# [Exercise details]
Within the data below, count the lines that include the word "this". Provide the number and nothing further.

# [Given data]
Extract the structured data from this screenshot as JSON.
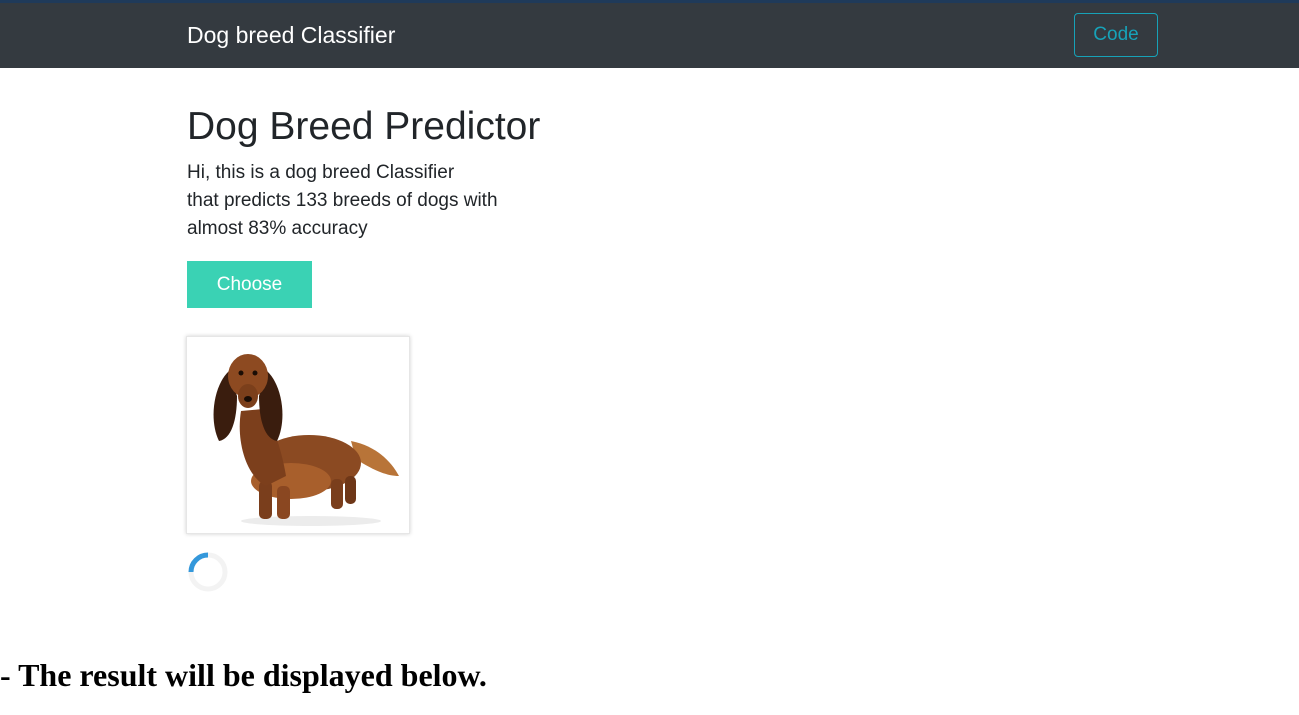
{
  "navbar": {
    "brand": "Dog breed Classifier",
    "code_label": "Code"
  },
  "main": {
    "title": "Dog Breed Predictor",
    "description_lines": [
      "Hi, this is a dog breed Classifier",
      "that predicts 133 breeds of dogs with",
      "almost 83% accuracy"
    ],
    "choose_label": "Choose",
    "uploaded_image_icon": "dog-photo-icon",
    "loading_icon": "spinner-icon"
  },
  "result": {
    "text": "- The result will be displayed below."
  },
  "colors": {
    "navbar_bg": "#343a40",
    "accent_teal": "#3ad2b4",
    "code_outline": "#17a2b8",
    "spinner": "#3498db"
  }
}
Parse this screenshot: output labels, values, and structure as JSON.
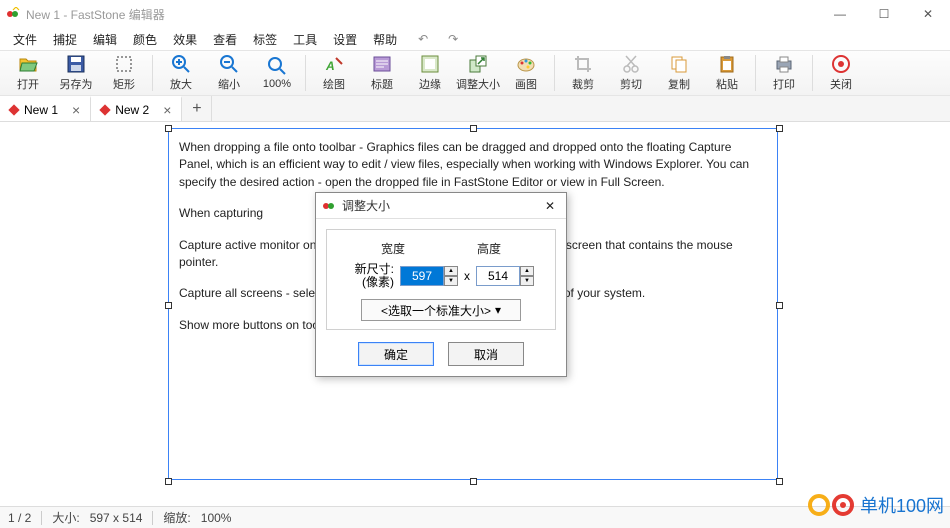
{
  "title": "New 1 - FastStone 编辑器",
  "window_buttons": {
    "min": "—",
    "max": "☐",
    "close": "✕"
  },
  "menus": [
    "文件",
    "捕捉",
    "编辑",
    "颜色",
    "效果",
    "查看",
    "标签",
    "工具",
    "设置",
    "帮助"
  ],
  "toolbar": [
    {
      "name": "open-button",
      "label": "打开"
    },
    {
      "name": "saveas-button",
      "label": "另存为"
    },
    {
      "name": "rect-select-button",
      "label": "矩形"
    },
    {
      "sep": true
    },
    {
      "name": "zoomin-button",
      "label": "放大"
    },
    {
      "name": "zoomout-button",
      "label": "缩小"
    },
    {
      "name": "zoom100-button",
      "label": "100%"
    },
    {
      "sep": true
    },
    {
      "name": "draw-button",
      "label": "绘图"
    },
    {
      "name": "caption-button",
      "label": "标题"
    },
    {
      "name": "edge-button",
      "label": "边缘"
    },
    {
      "name": "resize-button",
      "label": "调整大小"
    },
    {
      "name": "paint-button",
      "label": "画图"
    },
    {
      "sep": true
    },
    {
      "name": "crop-button",
      "label": "裁剪"
    },
    {
      "name": "cut-button",
      "label": "剪切"
    },
    {
      "name": "copy-button",
      "label": "复制"
    },
    {
      "name": "paste-button",
      "label": "粘贴"
    },
    {
      "sep": true
    },
    {
      "name": "print-button",
      "label": "打印"
    },
    {
      "sep": true
    },
    {
      "name": "close-button",
      "label": "关闭"
    }
  ],
  "tabs": [
    {
      "label": "New 1",
      "active": true
    },
    {
      "label": "New 2",
      "active": false
    }
  ],
  "doc_paragraphs": [
    "When dropping a file onto toolbar - Graphics files can be dragged and dropped onto the floating Capture Panel, which is an efficient way to edit / view files, especially when working with Windows Explorer. You can specify the desired action - open the dropped file in FastStone Editor or view in Full Screen.",
    "When capturing",
    "Capture active monitor only - select this option if you want to capture the screen that contains the mouse pointer.",
    "Capture all screens - select this option if you want to capture all screens of your system.",
    "Show more buttons on toolbar -  If you use Open File in Editor, Screen"
  ],
  "dialog": {
    "title": "调整大小",
    "newsize_label": "新尺寸:",
    "pixels_label": "(像素)",
    "width_label": "宽度",
    "height_label": "高度",
    "width_value": "597",
    "height_value": "514",
    "x": "x",
    "std_size": "<选取一个标准大小>",
    "ok": "确定",
    "cancel": "取消"
  },
  "statusbar": {
    "page": "1 / 2",
    "size_label": "大小:",
    "size_value": "597 x 514",
    "zoom_label": "缩放:",
    "zoom_value": "100%"
  },
  "watermark": {
    "site": "单机100网"
  }
}
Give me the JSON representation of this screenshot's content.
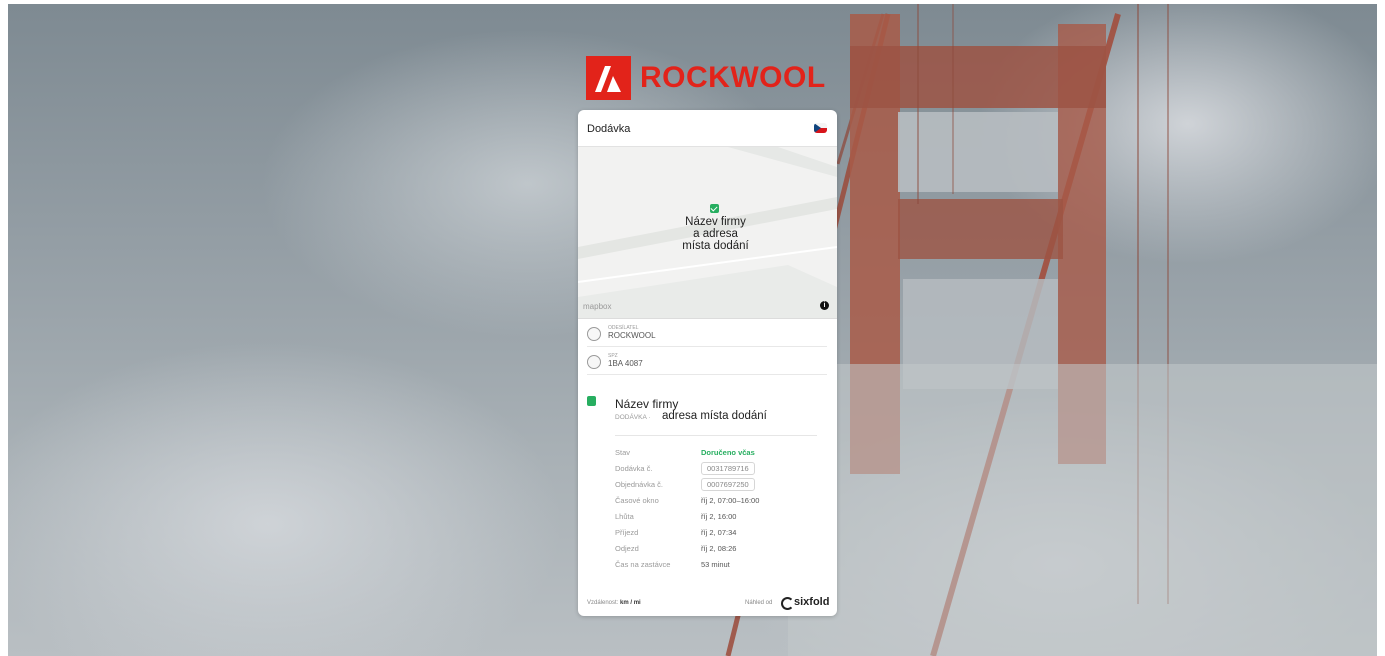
{
  "brand": {
    "logo_text": "ROCKWOOL",
    "color": "#e2231a"
  },
  "card": {
    "title": "Dodávka",
    "language_flag": "czech-flag-icon",
    "map": {
      "label_lines": [
        "Název firmy",
        "a adresa",
        "místa dodání"
      ],
      "attribution": "mapbox",
      "info_icon": "i"
    },
    "shipper": {
      "label": "ODESÍLATEL",
      "value": "ROCKWOOL"
    },
    "vehicle": {
      "label": "SPZ",
      "value": "1BA 4087"
    },
    "destination": {
      "name": "Název firmy",
      "type_label": "DODÁVKA ·",
      "address": "adresa místa dodání"
    },
    "details": [
      {
        "label": "Stav",
        "value": "Doručeno včas",
        "style": "green"
      },
      {
        "label": "Dodávka č.",
        "value": "0031789716",
        "style": "pill"
      },
      {
        "label": "Objednávka č.",
        "value": "0007697250",
        "style": "pill"
      },
      {
        "label": "Časové okno",
        "value": "říj 2, 07:00–16:00",
        "style": ""
      },
      {
        "label": "Lhůta",
        "value": "říj 2, 16:00",
        "style": ""
      },
      {
        "label": "Příjezd",
        "value": "říj 2, 07:34",
        "style": ""
      },
      {
        "label": "Odjezd",
        "value": "říj 2, 08:26",
        "style": ""
      },
      {
        "label": "Čas na zastávce",
        "value": "53 minut",
        "style": ""
      }
    ],
    "footer": {
      "distance_label": "Vzdálenost:",
      "distance_units": "km / mi",
      "powered_by": "Náhled od",
      "provider": "sixfold"
    }
  },
  "colors": {
    "status_green": "#27ae60"
  }
}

# [Response area]
6